Protein powdersare generally consumed in liquid form without much fiber or fat and, in general, liquids are digested faster than whole foods.
The recommended dose of protein powder is 1 to 2 tablespoons (about 25 to 50 grams), so if you consumed 20 grams of whey protein during training, that means that your body will be able to use that protein in the two hours after exercising. The plant-based proteins investigated so far are characterized by having a DIAAS lower than 100%, which is, again, lower than that of animal proteins. Whey provided 2.65 grams of leucine, but both pea protein and whey protein were just in the middle of the optimal leucine range. However, plant-based protein sources are rarely consumed “pure,” but are generally eaten as part of a meal that contains other protein sources.

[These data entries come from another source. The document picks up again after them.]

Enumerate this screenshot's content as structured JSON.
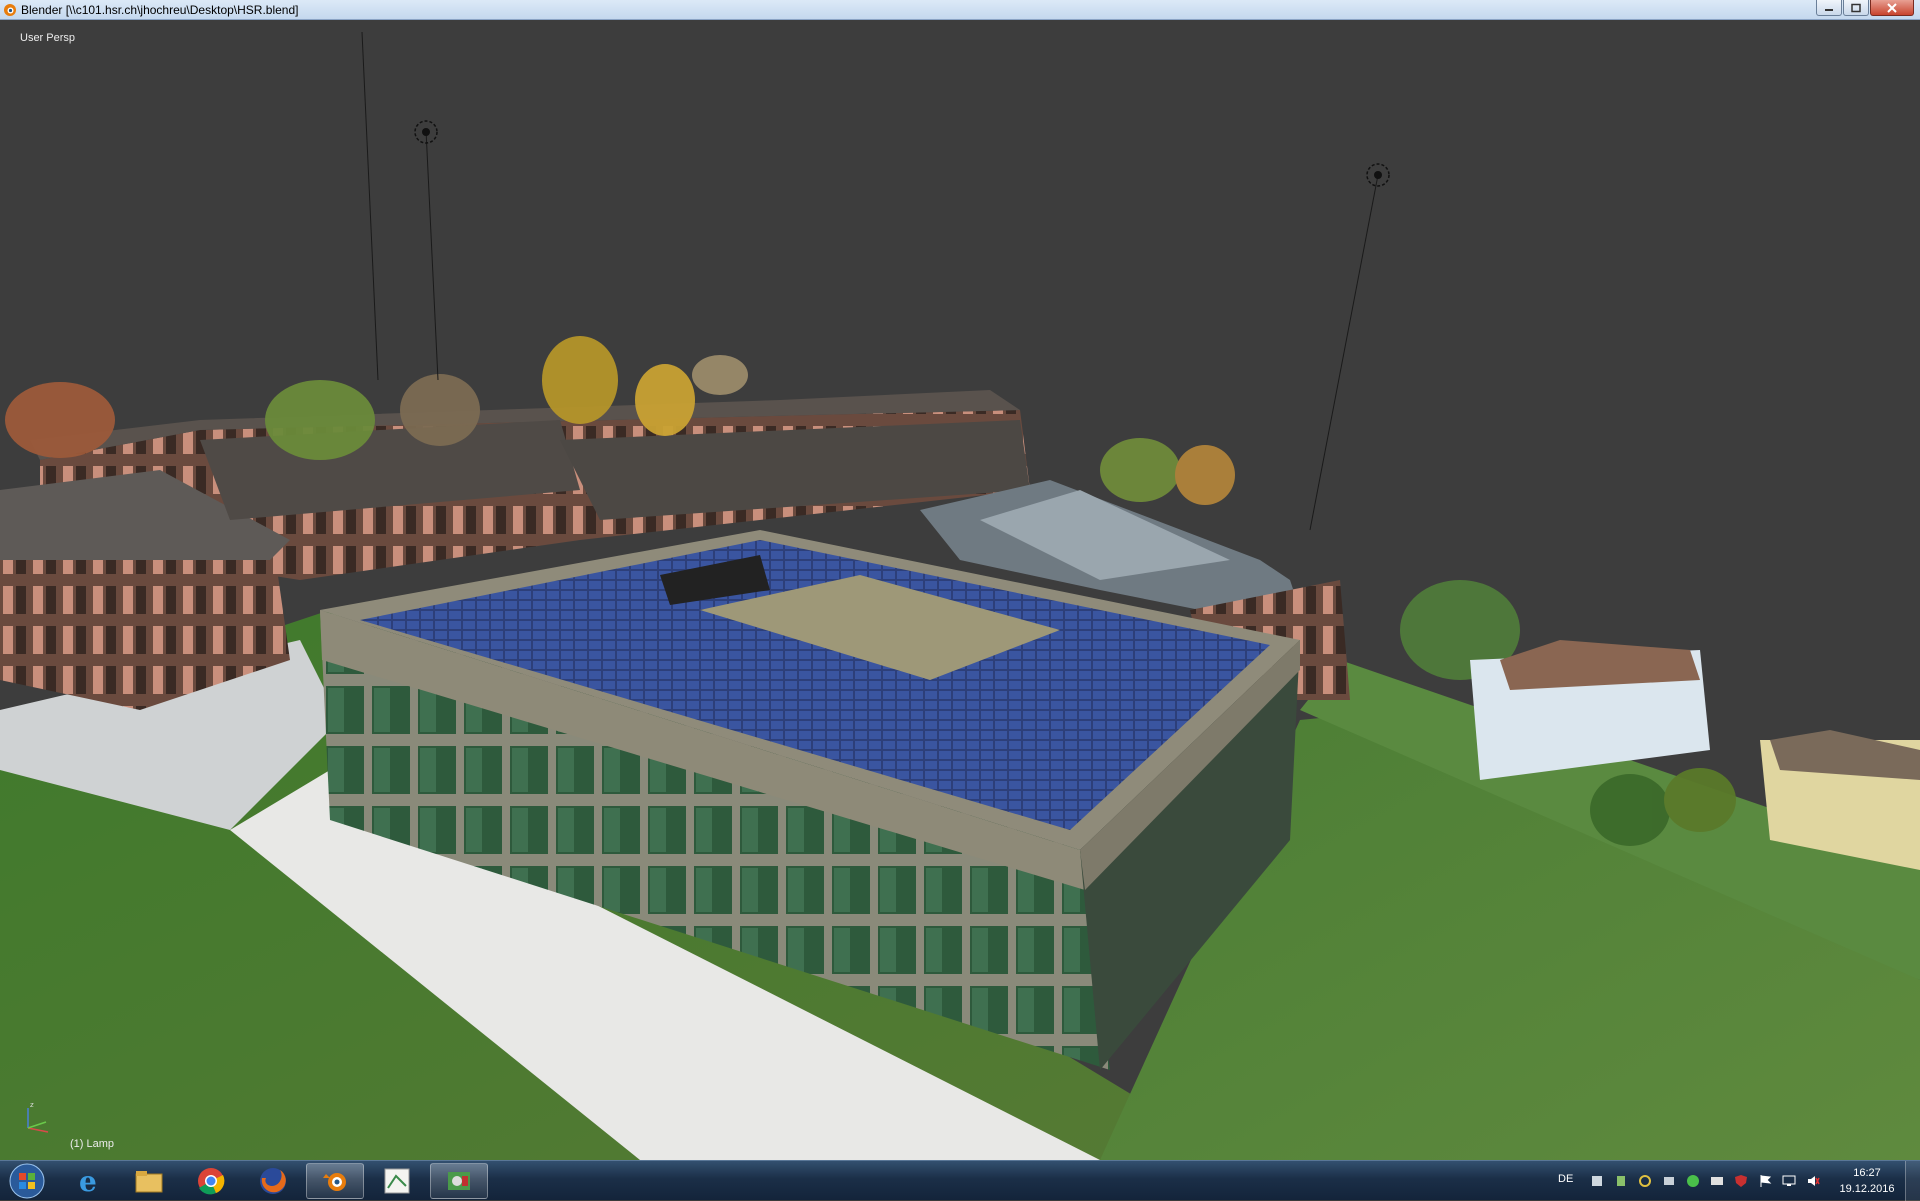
{
  "window": {
    "title": "Blender [\\\\c101.hsr.ch\\jhochreu\\Desktop\\HSR.blend]",
    "icon": "blender-icon",
    "controls": [
      "minimize-icon",
      "maximize-icon",
      "close-icon"
    ]
  },
  "viewport": {
    "view_label": "User Persp",
    "object_label": "(1) Lamp",
    "background_color": "#3d3d3d",
    "lamps": 2,
    "scene": "photogrammetry mesh of campus building with solar panel roof"
  },
  "taskbar": {
    "start_icon": "windows-start-icon",
    "apps": [
      {
        "name": "internet-explorer-icon",
        "active": false
      },
      {
        "name": "file-explorer-icon",
        "active": false
      },
      {
        "name": "chrome-icon",
        "active": false
      },
      {
        "name": "firefox-icon",
        "active": false
      },
      {
        "name": "blender-icon",
        "active": true
      },
      {
        "name": "pix4d-icon",
        "active": false
      },
      {
        "name": "tools-icon",
        "active": true
      }
    ],
    "tray": {
      "language": "DE",
      "icons": [
        "network-sharing-icon",
        "device-icon",
        "sync-icon",
        "network-icon",
        "app-icon",
        "display-icon",
        "shield-icon",
        "flag-icon",
        "monitor-icon",
        "volume-icon"
      ],
      "time": "16:27",
      "date": "19.12.2016"
    }
  }
}
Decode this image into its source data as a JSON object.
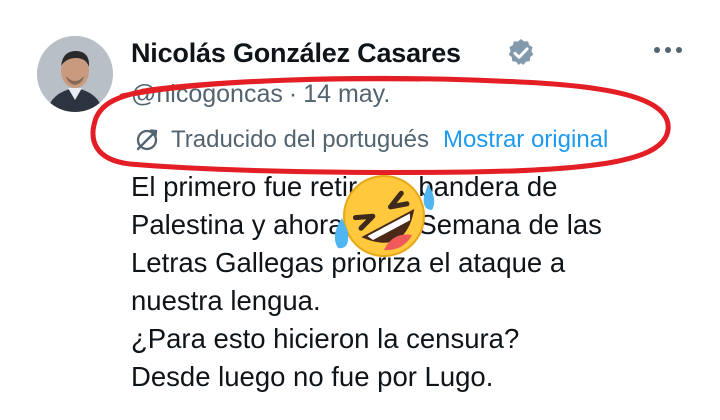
{
  "tweet": {
    "author": {
      "name": "Nicolás González Casares",
      "handle": "@nicogoncas",
      "timestamp": "14 may."
    },
    "separator": "·",
    "translation": {
      "label": "Traducido del portugués",
      "show_original": "Mostrar original"
    },
    "text_lines": [
      "El primero fue retirar la bandera de",
      "Palestina y ahora en la Semana de las",
      "Letras Gallegas prioriza el ataque a",
      "nuestra lengua.",
      "¿Para esto hicieron la censura?",
      "Desde luego no fue por Lugo."
    ]
  },
  "icons": {
    "verified": "verified-badge-icon",
    "more": "more-options-icon",
    "translate": "translate-icon",
    "emoji": "rolling-on-floor-laughing-emoji"
  },
  "colors": {
    "text": "#0f1419",
    "secondary": "#536471",
    "link": "#1d9bf0",
    "verified_badge": "#829aab",
    "annotation_red": "#e31e24",
    "emoji_yellow": "#ffc83d"
  }
}
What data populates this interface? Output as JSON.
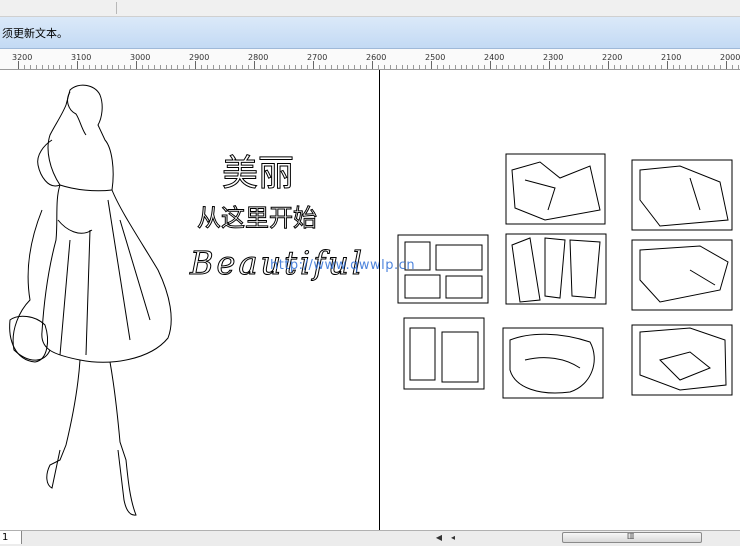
{
  "infobar": {
    "message": "须更新文本。"
  },
  "ruler": {
    "labels": [
      "3200",
      "3100",
      "3000",
      "2900",
      "2800",
      "2700",
      "2600",
      "2500",
      "2400",
      "2300",
      "2200",
      "2100",
      "2000"
    ]
  },
  "artwork": {
    "title_cn": "美丽",
    "subtitle_cn": "从这里开始",
    "script_text": "Beautiful",
    "watermark": "http://www.qwwlp.cn"
  },
  "statusbar": {
    "page_tab": "1"
  },
  "colors": {
    "infobar": "#c3daf4",
    "watermark": "#2f6fd6"
  }
}
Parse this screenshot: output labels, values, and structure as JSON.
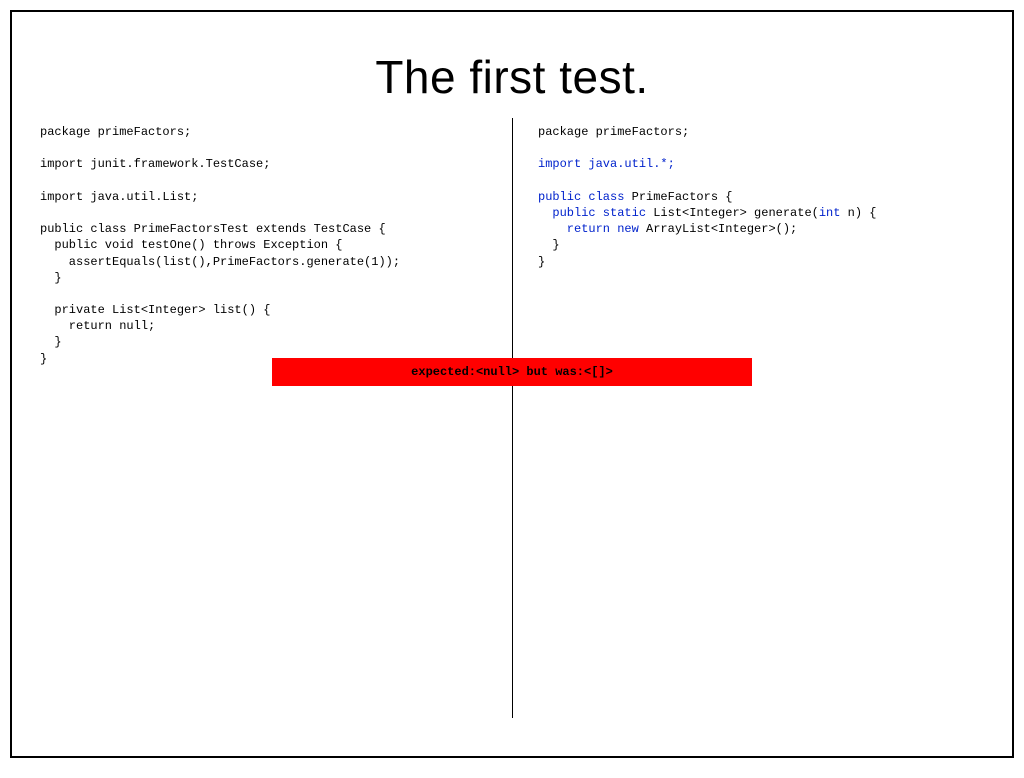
{
  "title": "The first test.",
  "left_code": {
    "l1": "package primeFactors;",
    "l2": "",
    "l3": "import junit.framework.TestCase;",
    "l4": "",
    "l5": "import java.util.List;",
    "l6": "",
    "l7": "public class PrimeFactorsTest extends TestCase {",
    "l8": "  public void testOne() throws Exception {",
    "l9": "    assertEquals(list(),PrimeFactors.generate(1));",
    "l10": "  }",
    "l11": "",
    "l12": "  private List<Integer> list() {",
    "l13": "    return null;",
    "l14": "  }",
    "l15": "}"
  },
  "right_code": {
    "l1": "package primeFactors;",
    "l2": "",
    "l3": "import java.util.*;",
    "l4": "",
    "l5a": "public class",
    "l5b": " PrimeFactors {",
    "l6a": "  public static",
    "l6b": " List<Integer> generate(",
    "l6c": "int",
    "l6d": " n) {",
    "l7a": "    return new",
    "l7b": " ArrayList<Integer>();",
    "l8": "  }",
    "l9": "}"
  },
  "error_message": "expected:<null> but was:<[]>",
  "colors": {
    "keyword": "#0022cc",
    "error_bg": "#ff0000"
  }
}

That means that protein powder supplements that are poured into shakes or protein shakes will be absorbed more quickly than most dietary proteins. Increasing protein intake could help achieve the essential amino acid requirements recommended for the human diet. Regardless of age, these studies show that combining plant proteins with animal proteins can activate muscle protein anabolism in a similar way to high-quality nutritional proteins, such as milk proteins (whey). .